The Miller painting, a highly dramatic scene depicting the killing of a buffalo, is believed to be an important link between the original field sketches of the artist's pioneering trip along the Oregon Trail to the Rocky Mountains of Wyoming in 1837 and his later, more derivative paintings. Before traveling west, Miller had studied in Paris, where he came under the spell of French romantic painters like Eugène Delacroix.

Until now, little has been understood about the process by which Miller's oil paintings evolved from his field sketches. "Before this painting appeared, scholars had never seen such a fine oil study on wood panel by Miller," said Patricia Junker, curator of paintings and sculpture at the Amon Carter Museum. "This work was probably done shortly after he returned from the West. There is a freshness to the subject here that is lacking in subsequent, larger versions."

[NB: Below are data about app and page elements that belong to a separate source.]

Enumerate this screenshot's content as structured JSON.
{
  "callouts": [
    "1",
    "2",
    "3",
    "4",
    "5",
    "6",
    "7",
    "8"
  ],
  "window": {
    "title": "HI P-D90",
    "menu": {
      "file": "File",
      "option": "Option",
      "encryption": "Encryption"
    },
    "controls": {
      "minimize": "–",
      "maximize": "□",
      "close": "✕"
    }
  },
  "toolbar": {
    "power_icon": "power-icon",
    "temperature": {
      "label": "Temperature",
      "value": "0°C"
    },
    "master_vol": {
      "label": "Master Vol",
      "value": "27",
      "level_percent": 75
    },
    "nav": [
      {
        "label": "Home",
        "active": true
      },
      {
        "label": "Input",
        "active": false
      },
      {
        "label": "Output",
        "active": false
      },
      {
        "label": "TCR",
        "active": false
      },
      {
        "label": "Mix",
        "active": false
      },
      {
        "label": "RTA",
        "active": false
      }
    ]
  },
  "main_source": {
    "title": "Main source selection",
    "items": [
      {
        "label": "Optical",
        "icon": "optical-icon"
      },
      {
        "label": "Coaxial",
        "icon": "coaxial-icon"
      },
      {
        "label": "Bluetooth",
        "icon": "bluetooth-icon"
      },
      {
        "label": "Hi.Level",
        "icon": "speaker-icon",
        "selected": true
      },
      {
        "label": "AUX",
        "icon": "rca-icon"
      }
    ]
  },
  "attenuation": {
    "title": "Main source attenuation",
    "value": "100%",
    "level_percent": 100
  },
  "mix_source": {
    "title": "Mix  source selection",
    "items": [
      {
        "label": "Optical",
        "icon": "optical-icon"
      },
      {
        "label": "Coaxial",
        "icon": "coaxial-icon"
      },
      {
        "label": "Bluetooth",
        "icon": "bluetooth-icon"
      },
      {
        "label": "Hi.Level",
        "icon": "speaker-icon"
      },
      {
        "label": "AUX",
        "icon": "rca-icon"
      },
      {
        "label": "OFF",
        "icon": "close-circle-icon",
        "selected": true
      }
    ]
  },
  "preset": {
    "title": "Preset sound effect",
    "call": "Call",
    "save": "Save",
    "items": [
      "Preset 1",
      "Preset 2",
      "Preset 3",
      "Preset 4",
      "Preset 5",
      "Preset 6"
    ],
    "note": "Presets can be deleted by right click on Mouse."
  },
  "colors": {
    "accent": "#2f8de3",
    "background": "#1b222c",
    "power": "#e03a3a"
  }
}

The painting by Charles Herbert Moore is a rare example of a work by a member of an influential though short-lived movement that dominated the New York art scene in the 1860s. Moore was a central figure in a small group of American artists, architects and writers who organized themselves in 1863 as vocal proponents of a kind of mystical realism favored by the charismatic English art critic and theorist John Ruskin (1819--1900). Known as the American Pre-Raphaelites, these young realists created exquisite studies of nature done in the out-of-doors. They favored landscapes bathed in the brilliant light of midday under clear skies. "This painting is one of the fullest expressions of mid-19th century Pre-Raphaelite ideals ever created by an American painter," Junker said. "And it is in extraordinary condition in a perfect vintage frame. Moreover, it is a particularly touching subject-the scene is identifiable as a bit of coastline beneath the home of Thomas Cole, and the painting may in fact pay tribute to him."

The term "Pre-Raphaelite" is a reference to medieval and early Renaissance times when art, these artists believed, was devoid of picture-making artifice and was informed purely by the artist's spiritual devotion to nature. These painters approached their subjects with a clarity of vision, reverence for God in nature, an earnest pursuit of knowledge and a sincere desire to celebrate truth as beauty and beauty as truth.

These paintings are now on view at the Carter.

The Carter holds one of the world's finest collections of American art, from the first landscape painters of the 1820s through the great modernists of the early 20th century. The collection includes famous works from the early 19th century to the present that depict the land and people of the trans-Mississippi West. The museum also presents a display, on a continually rotating basis, of one of the most important collections of American photography to be seen anywhere.

The Star-Telegram is the official print sponsor of the Amon Carter Museum.